BEGIN Entries provided
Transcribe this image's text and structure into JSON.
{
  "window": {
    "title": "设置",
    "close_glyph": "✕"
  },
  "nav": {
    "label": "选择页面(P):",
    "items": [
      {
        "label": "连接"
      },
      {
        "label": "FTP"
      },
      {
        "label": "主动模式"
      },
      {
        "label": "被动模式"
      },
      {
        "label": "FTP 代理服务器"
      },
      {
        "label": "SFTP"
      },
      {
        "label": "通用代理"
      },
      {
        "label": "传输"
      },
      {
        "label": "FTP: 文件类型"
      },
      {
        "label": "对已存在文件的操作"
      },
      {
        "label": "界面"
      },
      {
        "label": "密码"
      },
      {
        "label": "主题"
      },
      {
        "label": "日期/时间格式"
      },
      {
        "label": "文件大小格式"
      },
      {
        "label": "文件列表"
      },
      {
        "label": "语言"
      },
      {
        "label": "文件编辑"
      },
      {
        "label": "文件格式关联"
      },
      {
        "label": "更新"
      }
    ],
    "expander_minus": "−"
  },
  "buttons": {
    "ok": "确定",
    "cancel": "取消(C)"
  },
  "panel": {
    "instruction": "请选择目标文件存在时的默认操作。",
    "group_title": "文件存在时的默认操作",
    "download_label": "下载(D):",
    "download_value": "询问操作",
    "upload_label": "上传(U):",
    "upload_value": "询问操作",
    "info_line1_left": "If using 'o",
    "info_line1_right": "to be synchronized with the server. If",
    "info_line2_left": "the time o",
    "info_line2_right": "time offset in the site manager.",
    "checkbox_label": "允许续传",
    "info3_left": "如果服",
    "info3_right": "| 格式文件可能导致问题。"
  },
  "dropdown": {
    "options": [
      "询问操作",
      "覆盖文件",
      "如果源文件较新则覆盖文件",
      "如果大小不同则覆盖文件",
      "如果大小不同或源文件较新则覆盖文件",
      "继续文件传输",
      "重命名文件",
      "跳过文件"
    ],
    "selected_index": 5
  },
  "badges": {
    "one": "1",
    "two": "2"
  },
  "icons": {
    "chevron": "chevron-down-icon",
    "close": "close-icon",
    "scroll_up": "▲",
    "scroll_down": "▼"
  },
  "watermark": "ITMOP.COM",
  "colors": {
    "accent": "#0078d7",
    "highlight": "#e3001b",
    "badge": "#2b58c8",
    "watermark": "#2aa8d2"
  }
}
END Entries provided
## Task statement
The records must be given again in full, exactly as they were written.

## Answer to this problem
Transcribe this image's text and structure into JSON.
{
  "window": {
    "title": "设置",
    "close_glyph": "✕"
  },
  "nav": {
    "label": "选择页面(P):",
    "items": [
      {
        "label": "连接"
      },
      {
        "label": "FTP"
      },
      {
        "label": "主动模式"
      },
      {
        "label": "被动模式"
      },
      {
        "label": "FTP 代理服务器"
      },
      {
        "label": "SFTP"
      },
      {
        "label": "通用代理"
      },
      {
        "label": "传输"
      },
      {
        "label": "FTP: 文件类型"
      },
      {
        "label": "对已存在文件的操作"
      },
      {
        "label": "界面"
      },
      {
        "label": "密码"
      },
      {
        "label": "主题"
      },
      {
        "label": "日期/时间格式"
      },
      {
        "label": "文件大小格式"
      },
      {
        "label": "文件列表"
      },
      {
        "label": "语言"
      },
      {
        "label": "文件编辑"
      },
      {
        "label": "文件格式关联"
      },
      {
        "label": "更新"
      }
    ],
    "expander_minus": "−"
  },
  "buttons": {
    "ok": "确定",
    "cancel": "取消(C)"
  },
  "panel": {
    "instruction": "请选择目标文件存在时的默认操作。",
    "group_title": "文件存在时的默认操作",
    "download_label": "下载(D):",
    "download_value": "询问操作",
    "upload_label": "上传(U):",
    "upload_value": "询问操作",
    "info_line1_left": "If using 'o",
    "info_line1_right": "to be synchronized with the server. If",
    "info_line2_left": "the time o",
    "info_line2_right": "time offset in the site manager.",
    "checkbox_label": "允许续传",
    "info3_left": "如果服",
    "info3_right": "| 格式文件可能导致问题。"
  },
  "dropdown": {
    "options": [
      "询问操作",
      "覆盖文件",
      "如果源文件较新则覆盖文件",
      "如果大小不同则覆盖文件",
      "如果大小不同或源文件较新则覆盖文件",
      "继续文件传输",
      "重命名文件",
      "跳过文件"
    ],
    "selected_index": 5
  },
  "badges": {
    "one": "1",
    "two": "2"
  },
  "icons": {
    "chevron": "chevron-down-icon",
    "close": "close-icon",
    "scroll_up": "▲",
    "scroll_down": "▼"
  },
  "watermark": "ITMOP.COM",
  "colors": {
    "accent": "#0078d7",
    "highlight": "#e3001b",
    "badge": "#2b58c8",
    "watermark": "#2aa8d2"
  }
}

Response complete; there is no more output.